— EXERCISE DETAILS —
Without including any pictures, write out all the records word for word.

App and web page records

=====

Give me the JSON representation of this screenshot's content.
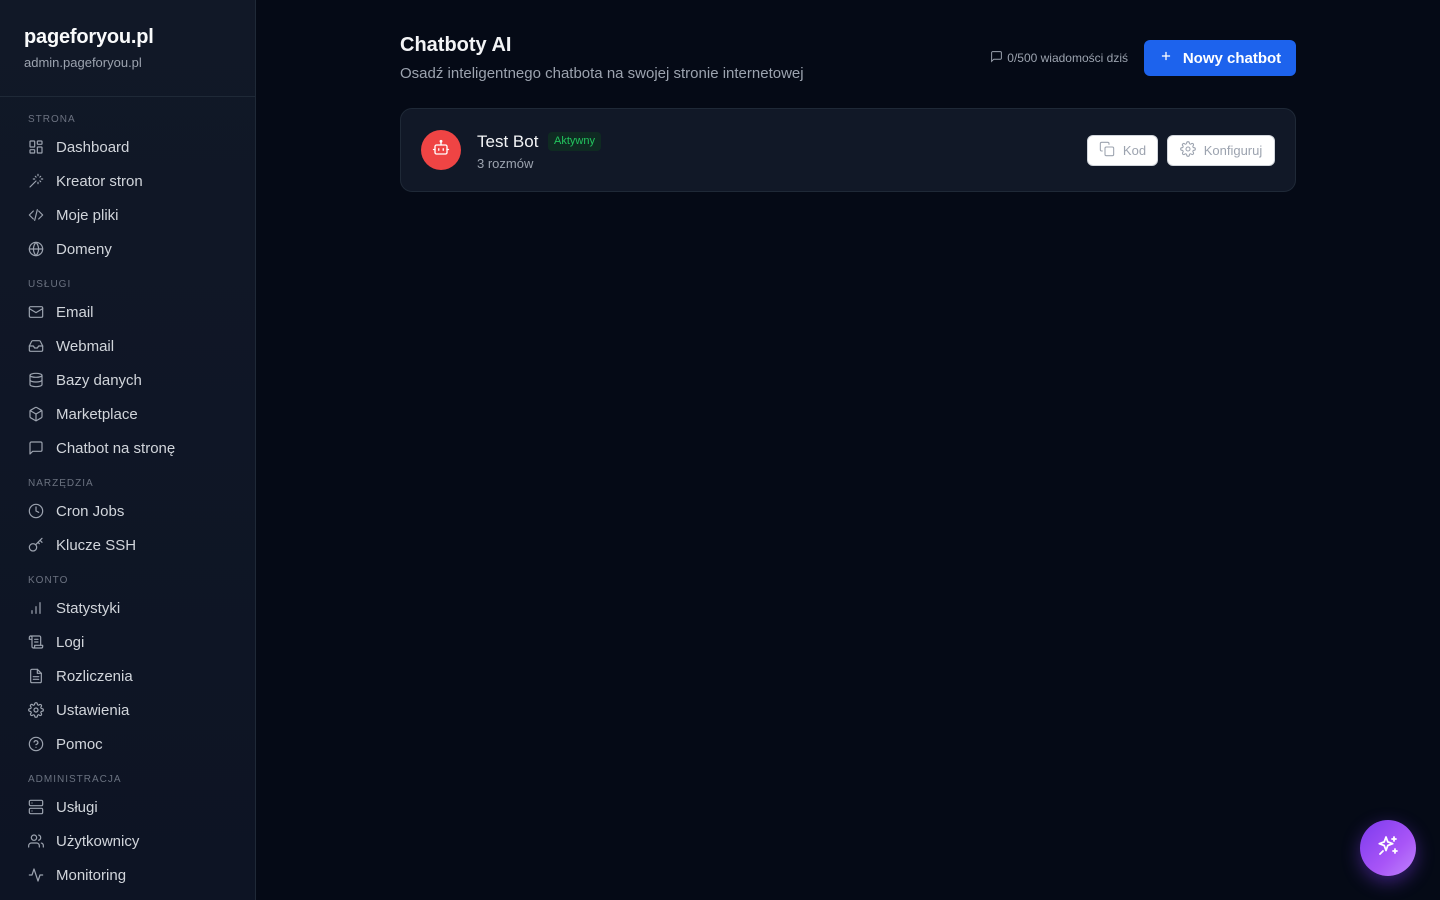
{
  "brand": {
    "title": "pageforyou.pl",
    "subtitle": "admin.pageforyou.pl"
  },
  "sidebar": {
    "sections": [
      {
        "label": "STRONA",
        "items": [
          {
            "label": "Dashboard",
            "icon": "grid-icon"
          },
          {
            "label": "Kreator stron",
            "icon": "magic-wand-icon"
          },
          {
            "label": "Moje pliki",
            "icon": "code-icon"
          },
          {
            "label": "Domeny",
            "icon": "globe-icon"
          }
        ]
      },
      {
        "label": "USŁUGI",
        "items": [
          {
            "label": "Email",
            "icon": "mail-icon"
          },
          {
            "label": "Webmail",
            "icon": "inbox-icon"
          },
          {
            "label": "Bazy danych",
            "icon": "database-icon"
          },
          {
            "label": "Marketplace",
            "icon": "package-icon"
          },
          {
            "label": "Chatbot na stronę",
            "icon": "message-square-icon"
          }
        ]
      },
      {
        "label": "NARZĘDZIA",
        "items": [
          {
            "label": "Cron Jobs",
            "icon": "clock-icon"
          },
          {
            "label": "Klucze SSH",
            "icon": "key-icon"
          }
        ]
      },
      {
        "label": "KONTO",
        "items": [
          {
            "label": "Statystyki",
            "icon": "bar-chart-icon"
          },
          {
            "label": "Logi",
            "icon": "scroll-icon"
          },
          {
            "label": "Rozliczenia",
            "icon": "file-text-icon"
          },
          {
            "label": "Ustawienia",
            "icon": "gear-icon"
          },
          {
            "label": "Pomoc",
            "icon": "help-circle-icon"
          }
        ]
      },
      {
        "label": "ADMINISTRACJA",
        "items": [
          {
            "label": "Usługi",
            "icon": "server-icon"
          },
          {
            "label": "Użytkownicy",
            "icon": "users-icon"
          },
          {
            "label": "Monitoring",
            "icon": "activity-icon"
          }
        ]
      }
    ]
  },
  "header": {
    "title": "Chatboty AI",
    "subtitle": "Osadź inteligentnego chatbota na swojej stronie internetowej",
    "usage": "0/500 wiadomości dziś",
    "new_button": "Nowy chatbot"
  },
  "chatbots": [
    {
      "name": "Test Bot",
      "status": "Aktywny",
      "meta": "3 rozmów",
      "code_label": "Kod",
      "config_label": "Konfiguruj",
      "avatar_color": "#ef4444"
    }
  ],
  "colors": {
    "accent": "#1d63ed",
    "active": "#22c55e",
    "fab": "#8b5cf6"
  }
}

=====

— SOLUTION TO THIS EXERCISE —
Give me the JSON representation of this screenshot's content.
{
  "brand": {
    "title": "pageforyou.pl",
    "subtitle": "admin.pageforyou.pl"
  },
  "sidebar": {
    "sections": [
      {
        "label": "STRONA",
        "items": [
          {
            "label": "Dashboard",
            "icon": "grid-icon"
          },
          {
            "label": "Kreator stron",
            "icon": "magic-wand-icon"
          },
          {
            "label": "Moje pliki",
            "icon": "code-icon"
          },
          {
            "label": "Domeny",
            "icon": "globe-icon"
          }
        ]
      },
      {
        "label": "USŁUGI",
        "items": [
          {
            "label": "Email",
            "icon": "mail-icon"
          },
          {
            "label": "Webmail",
            "icon": "inbox-icon"
          },
          {
            "label": "Bazy danych",
            "icon": "database-icon"
          },
          {
            "label": "Marketplace",
            "icon": "package-icon"
          },
          {
            "label": "Chatbot na stronę",
            "icon": "message-square-icon"
          }
        ]
      },
      {
        "label": "NARZĘDZIA",
        "items": [
          {
            "label": "Cron Jobs",
            "icon": "clock-icon"
          },
          {
            "label": "Klucze SSH",
            "icon": "key-icon"
          }
        ]
      },
      {
        "label": "KONTO",
        "items": [
          {
            "label": "Statystyki",
            "icon": "bar-chart-icon"
          },
          {
            "label": "Logi",
            "icon": "scroll-icon"
          },
          {
            "label": "Rozliczenia",
            "icon": "file-text-icon"
          },
          {
            "label": "Ustawienia",
            "icon": "gear-icon"
          },
          {
            "label": "Pomoc",
            "icon": "help-circle-icon"
          }
        ]
      },
      {
        "label": "ADMINISTRACJA",
        "items": [
          {
            "label": "Usługi",
            "icon": "server-icon"
          },
          {
            "label": "Użytkownicy",
            "icon": "users-icon"
          },
          {
            "label": "Monitoring",
            "icon": "activity-icon"
          }
        ]
      }
    ]
  },
  "header": {
    "title": "Chatboty AI",
    "subtitle": "Osadź inteligentnego chatbota na swojej stronie internetowej",
    "usage": "0/500 wiadomości dziś",
    "new_button": "Nowy chatbot"
  },
  "chatbots": [
    {
      "name": "Test Bot",
      "status": "Aktywny",
      "meta": "3 rozmów",
      "code_label": "Kod",
      "config_label": "Konfiguruj",
      "avatar_color": "#ef4444"
    }
  ],
  "colors": {
    "accent": "#1d63ed",
    "active": "#22c55e",
    "fab": "#8b5cf6"
  }
}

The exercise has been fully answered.